The mother's pouch is very important in the joey's life. First, it acts as a blanket for the young, keeping it warm during its development. It also protects against the elements such as the sun and rain. The pouch also protects the joey from enemies. In the first hint of danger, the joey will climb into the pouch until the danger has left the area. The pouch is very stretchable and can hold the thirty to forty pound joey with ease.
REPRODUCTION A kangaroo's young, called a joey, is born very immature. It is only about two centimeters long and only weighs about a gram. After birth, the joey crawls up the mother's body into the mother's pouch. There, the joey attached onto one of four teats. The teat it attaches to enlarges to secure the young against the body, while the others get smaller. Here it is kept warm and safe from any outside conditions or dangers.
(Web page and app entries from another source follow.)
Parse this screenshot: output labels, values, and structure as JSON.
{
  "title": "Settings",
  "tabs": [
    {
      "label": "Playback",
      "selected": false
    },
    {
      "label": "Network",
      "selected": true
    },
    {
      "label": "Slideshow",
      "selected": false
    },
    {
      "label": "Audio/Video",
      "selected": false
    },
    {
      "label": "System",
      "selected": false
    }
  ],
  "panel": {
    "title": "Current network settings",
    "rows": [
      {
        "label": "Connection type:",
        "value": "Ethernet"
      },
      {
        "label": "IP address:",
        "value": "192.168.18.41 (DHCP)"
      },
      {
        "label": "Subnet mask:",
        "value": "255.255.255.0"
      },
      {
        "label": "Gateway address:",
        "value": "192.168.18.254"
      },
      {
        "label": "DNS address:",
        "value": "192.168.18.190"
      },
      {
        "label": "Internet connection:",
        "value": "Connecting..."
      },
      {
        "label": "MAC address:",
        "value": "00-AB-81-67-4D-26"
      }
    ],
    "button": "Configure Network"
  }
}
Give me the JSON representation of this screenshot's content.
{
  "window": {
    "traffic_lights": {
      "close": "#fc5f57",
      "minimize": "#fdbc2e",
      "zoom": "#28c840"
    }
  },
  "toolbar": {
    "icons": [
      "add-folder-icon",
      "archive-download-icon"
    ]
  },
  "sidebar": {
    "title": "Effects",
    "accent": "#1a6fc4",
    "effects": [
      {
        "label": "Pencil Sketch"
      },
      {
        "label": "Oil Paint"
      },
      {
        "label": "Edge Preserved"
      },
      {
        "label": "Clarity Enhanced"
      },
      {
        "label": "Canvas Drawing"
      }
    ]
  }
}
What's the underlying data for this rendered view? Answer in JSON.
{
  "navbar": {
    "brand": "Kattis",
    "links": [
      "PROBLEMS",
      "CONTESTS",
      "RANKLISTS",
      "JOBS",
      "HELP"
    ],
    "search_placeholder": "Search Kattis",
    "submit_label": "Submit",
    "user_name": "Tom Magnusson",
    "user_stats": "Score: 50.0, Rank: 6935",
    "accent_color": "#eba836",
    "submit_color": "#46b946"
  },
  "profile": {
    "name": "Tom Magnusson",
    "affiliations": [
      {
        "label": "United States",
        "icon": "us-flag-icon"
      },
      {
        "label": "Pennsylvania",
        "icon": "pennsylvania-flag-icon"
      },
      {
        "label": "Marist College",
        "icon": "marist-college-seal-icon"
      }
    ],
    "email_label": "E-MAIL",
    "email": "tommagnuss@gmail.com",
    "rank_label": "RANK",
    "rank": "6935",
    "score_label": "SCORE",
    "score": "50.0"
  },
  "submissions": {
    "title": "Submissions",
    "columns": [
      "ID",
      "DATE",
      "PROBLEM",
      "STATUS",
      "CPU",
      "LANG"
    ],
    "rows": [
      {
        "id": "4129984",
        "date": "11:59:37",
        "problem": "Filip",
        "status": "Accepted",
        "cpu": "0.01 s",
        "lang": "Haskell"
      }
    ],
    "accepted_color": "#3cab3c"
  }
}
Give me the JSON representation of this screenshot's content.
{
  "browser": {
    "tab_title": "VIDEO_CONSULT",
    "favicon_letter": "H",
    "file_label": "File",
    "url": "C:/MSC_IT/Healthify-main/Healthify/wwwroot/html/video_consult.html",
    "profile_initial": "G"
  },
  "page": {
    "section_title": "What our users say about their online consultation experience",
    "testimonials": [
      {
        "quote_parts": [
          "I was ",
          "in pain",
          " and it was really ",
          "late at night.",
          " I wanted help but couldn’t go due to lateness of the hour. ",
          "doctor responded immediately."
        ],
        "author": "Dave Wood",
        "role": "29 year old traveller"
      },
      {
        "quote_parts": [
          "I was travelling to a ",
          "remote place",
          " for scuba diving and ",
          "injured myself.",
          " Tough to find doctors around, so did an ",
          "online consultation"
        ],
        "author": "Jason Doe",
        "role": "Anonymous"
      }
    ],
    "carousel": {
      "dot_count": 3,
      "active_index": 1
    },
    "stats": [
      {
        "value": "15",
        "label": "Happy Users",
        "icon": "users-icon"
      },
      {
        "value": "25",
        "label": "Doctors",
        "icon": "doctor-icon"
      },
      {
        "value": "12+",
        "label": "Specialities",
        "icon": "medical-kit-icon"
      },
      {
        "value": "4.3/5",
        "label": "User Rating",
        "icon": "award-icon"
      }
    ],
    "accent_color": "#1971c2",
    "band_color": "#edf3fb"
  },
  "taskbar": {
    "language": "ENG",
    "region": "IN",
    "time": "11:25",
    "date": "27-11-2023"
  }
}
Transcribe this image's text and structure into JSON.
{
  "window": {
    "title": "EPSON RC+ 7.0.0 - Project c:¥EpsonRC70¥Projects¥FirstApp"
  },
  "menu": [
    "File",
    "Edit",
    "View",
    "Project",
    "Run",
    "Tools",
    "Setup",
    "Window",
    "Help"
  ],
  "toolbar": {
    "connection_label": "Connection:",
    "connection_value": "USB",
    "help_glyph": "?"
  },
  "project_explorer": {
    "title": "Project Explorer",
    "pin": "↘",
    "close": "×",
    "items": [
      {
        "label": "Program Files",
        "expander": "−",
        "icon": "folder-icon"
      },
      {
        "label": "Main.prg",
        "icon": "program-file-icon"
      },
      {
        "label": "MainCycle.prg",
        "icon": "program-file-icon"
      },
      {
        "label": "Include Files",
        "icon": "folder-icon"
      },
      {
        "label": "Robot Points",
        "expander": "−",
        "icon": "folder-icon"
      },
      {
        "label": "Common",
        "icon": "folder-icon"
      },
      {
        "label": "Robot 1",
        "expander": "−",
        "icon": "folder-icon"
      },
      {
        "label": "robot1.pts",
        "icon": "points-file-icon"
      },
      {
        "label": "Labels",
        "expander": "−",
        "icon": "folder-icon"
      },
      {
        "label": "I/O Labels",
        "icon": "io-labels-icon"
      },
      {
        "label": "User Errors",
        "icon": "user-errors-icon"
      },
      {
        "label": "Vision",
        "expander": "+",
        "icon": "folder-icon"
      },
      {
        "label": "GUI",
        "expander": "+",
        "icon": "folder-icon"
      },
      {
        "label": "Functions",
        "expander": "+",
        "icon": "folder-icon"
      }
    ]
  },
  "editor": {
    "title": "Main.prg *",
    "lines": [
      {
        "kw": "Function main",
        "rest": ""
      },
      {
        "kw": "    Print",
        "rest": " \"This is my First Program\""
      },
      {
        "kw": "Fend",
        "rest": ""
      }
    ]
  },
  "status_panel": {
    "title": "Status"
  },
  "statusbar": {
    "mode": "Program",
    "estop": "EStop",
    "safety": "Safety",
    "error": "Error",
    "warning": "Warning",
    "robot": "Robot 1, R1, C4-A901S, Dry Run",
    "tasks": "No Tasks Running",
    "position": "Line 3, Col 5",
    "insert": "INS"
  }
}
After several weeks, they joey comes out of the pouch. It can barely hold itself up, and needs its mother's help to do everything. After about six weeks after birth, the joey spends more and more time out of the pouch. During this time, it goes back in when there are dangerous conditions around it. It also gets weaned off the mother's milk during this time. After about seven to ten months time, the joey leaves the pouch completely. Then it joins the rest of the pack.
Female kangaroos enter into heat just days after giving birth. They mate and conceive, but after only about one week of development, the embryo enters into a dormant state until the previous young leaves the pouch. Then it continues its development. After a gestation period of about thirty days, it is born. Days later the mother enters heat and the process starts over.
PREDETATION Many animals hunt the kangaroo. Their greatest opponent was the Tasmanian wolf, now extinct. Others include dingoes, a breed of wild dogs. Large birds also prey on kangaroos, preferring the smaller, weaker joey. Pythons and guannas (a type of large lizard) also hunt kangaroos. A full grown male is usually too big for these predators and is usually safe. These animals usually prefer to hunt the smaller joeys and females. The joey will hide in the mother's pouch if predators are around.
In recent years, humans have become a dangerous threat to the kangaroo. They are hunted because they compete with livestock for water holes and grasslands. In some areas of Australia, it is legal to obtain a hunting license and hunt kangaroos. This helps prevent overcrowding and helps save grass for livestock. However, the hunters can only kill a certain number per year, or be susceptible to strict fines.
Another greater problem than legal hunting is illegal hunting. Kangaroo hides carry a price of several hundred dollars on them in Europe and the Western Hemisphere. In other areas in Australia, farmers murder kangaroos without a license because they believe they are a pest and they ruin crops and eat all the grass. This crime is very punishable in Australia because kangaroos are considered a natural resource like oil. Indians believe because kangaroos are found only in Australia and surrounding countries that they are a gift from the gods.
BIBLIOGRAPHY 1. 1988 World Book Encyclopedia J-K (11), page 213-215, World Book, Inc.
2. International Wildlife Encyclopedia Volume 9, Litroy Edition, page 1208-1213, Marshal Candism Corp.
3. Britannica Encyclopedia Britannica Volume 6, page 717-718, Published by University of Chicago 4. New Encyclopedia of Science Volume 8, page 1022, Raintree Publishers 5. Internet--http://uger/rutgers/edu/~tempest/kangaroo.htm